As mentioned blockchain explorer ethereum faucets, Puppet is very useful for managing networks such as the one we are creating. But for the purpose of this guide, we will only use Puppeth for generating the genesis file. Outlined below, is the basic workflow to create a new genesis file with the three privileged addresses from blockchain explorer ethereum faucets.
Before going further, we will make one minor adjustments to private. We need to change the gasLimit value to something like 0x A final example of the genesis file from above can be found here: Now, you need to make private. The next step is to initialise and start all privileged nodes, pointing to the enode address and public IP number of the bootnode that we started above.
You need blockchain explorer ethereum faucets private. When starting the node, you will be asked to blockchain explorer ethereum faucets in the password to unlocked the base account for blockchain explorer ethereum faucets node:. Now, repeat the same on server2 and server3using the correct account addresses on each server.
After all nodes have been started, you have the basis of your private Ethereum network running, congratulations! In order to get an overview and monitor you newly deployed network we will use two services called eth-netstats and eth-net-intelligence-api.
The former is a dashboard UI, and the latter is a API service that feeds blockchain data to the dashboard. We will start the monitoring services using a minimal and default configuration. The services needs to share a secret key which we set up with a blockchain explorer ethereum faucets environment variable inline with blockchain explorer ethereum faucets process for the purpose of this guide.
To manage Node processes in production there are multiple options available, such as pm2. You should now be able to visit http: You now have a very basic private Ethereum network running. Anyone on the Internet can potentially participate in your private network if they know your bootnode address and the genesis block you are using. Steps have to be taken to further lock down a private network such as the one we deployed here.

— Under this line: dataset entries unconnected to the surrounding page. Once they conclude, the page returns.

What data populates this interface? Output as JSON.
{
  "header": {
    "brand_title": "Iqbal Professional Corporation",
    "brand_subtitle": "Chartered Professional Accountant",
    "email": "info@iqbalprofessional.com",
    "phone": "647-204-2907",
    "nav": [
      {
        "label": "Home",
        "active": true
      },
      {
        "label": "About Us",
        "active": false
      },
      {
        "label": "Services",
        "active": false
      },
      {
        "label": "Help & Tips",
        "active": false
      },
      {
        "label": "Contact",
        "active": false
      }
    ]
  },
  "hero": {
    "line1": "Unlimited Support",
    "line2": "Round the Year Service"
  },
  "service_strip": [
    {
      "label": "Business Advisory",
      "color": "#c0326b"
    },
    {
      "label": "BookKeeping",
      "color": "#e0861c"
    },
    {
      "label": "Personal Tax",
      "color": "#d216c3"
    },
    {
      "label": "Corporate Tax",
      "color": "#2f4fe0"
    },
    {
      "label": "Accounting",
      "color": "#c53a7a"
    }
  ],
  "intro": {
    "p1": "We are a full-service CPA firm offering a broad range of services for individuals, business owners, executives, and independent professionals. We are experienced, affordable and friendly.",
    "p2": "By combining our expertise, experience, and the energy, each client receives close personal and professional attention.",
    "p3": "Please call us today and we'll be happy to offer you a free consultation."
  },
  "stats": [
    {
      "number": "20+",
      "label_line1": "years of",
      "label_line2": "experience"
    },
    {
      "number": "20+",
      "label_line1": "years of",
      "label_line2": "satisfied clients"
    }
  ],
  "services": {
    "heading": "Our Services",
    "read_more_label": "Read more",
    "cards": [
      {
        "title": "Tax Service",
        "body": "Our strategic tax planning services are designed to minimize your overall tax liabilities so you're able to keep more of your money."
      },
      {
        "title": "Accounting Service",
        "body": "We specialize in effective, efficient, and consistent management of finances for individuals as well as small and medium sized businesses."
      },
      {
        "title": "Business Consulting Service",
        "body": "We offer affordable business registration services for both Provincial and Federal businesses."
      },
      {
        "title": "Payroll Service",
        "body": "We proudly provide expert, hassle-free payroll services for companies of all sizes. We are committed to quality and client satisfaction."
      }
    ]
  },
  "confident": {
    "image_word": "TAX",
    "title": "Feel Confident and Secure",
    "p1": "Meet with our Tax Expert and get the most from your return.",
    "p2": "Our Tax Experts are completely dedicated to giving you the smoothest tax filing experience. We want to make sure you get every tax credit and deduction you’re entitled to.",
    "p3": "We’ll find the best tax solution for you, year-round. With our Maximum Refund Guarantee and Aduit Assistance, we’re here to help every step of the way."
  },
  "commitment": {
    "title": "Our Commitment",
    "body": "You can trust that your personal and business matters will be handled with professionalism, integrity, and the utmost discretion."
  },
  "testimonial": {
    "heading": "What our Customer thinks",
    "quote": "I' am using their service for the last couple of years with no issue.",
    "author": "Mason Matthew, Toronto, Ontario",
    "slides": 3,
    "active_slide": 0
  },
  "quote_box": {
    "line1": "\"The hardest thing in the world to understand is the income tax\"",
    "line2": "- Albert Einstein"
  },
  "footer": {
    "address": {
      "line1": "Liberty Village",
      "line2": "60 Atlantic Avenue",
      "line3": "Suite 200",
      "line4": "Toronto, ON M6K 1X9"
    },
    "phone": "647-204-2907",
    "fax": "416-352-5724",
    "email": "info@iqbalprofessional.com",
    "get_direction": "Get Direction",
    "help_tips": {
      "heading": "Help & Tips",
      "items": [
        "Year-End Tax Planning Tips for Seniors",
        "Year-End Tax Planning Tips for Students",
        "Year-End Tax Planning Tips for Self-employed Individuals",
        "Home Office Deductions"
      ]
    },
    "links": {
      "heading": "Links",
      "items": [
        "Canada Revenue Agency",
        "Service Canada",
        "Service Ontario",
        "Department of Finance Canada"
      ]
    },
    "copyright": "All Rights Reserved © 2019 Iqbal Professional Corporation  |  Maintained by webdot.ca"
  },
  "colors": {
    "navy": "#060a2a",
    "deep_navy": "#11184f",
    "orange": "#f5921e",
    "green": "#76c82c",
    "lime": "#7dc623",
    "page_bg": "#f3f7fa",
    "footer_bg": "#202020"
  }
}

Hey, please can you do a tutorial for setting up the monitoring dashboard using pm2 whereby the individual nodes are listed on the dash? Overview There are three main components of a simple private testnet 1 a bootnode 2 privileged mining nodes 3 monitoring services. The topology we will use in this guide is simple and consists of three hypothetical Unix-like servers, running the below services as following: Compile bootnode Blockchain explorer ethereum faucets called bootnodes are used to help nodes in the network to initiate contact, like a meeting point on the Internet.
Please give a password. Do not forget this password. Generate blockchain explorer ethereum faucets genesis block In order to generate the genesis block for this private network we will use a utility called Puppeth.
Outlined below, is the basic workflow to create a new genesis file with the three privileged addresses from earlier: Show network stats 2. Configure new genesis 3. Track new remote server 4. Ethash - proof-of-work 2. Manage existing genesis 3. Modify existing fork rules 2.
Initialise and start privileged nodes The next step is to initialise and start all privileged nodes, pointing to the enode address and public IP number of the bootnode that we started above.
When starting the node, you will be asked to type in the password to unlocked the base account for each node: Install monitoring services In order to get an overview and monitor you newly deployed network we will use two services called eth-netstats and eth-net-intelligence-api. Start monitoring services We will start the monitoring services using a minimal and default configuration. Conslusion You now have a very basic private Ethereum network running.
Tagged blockchain ethereum how to build dapps. Published December 23, December 23, Previous Post Short update on my Ethereum dapp series. Next Post Money on blockchains. Building dapps on Ethereum — part 6: Summary of the week from Leave a Reply Cancel reply.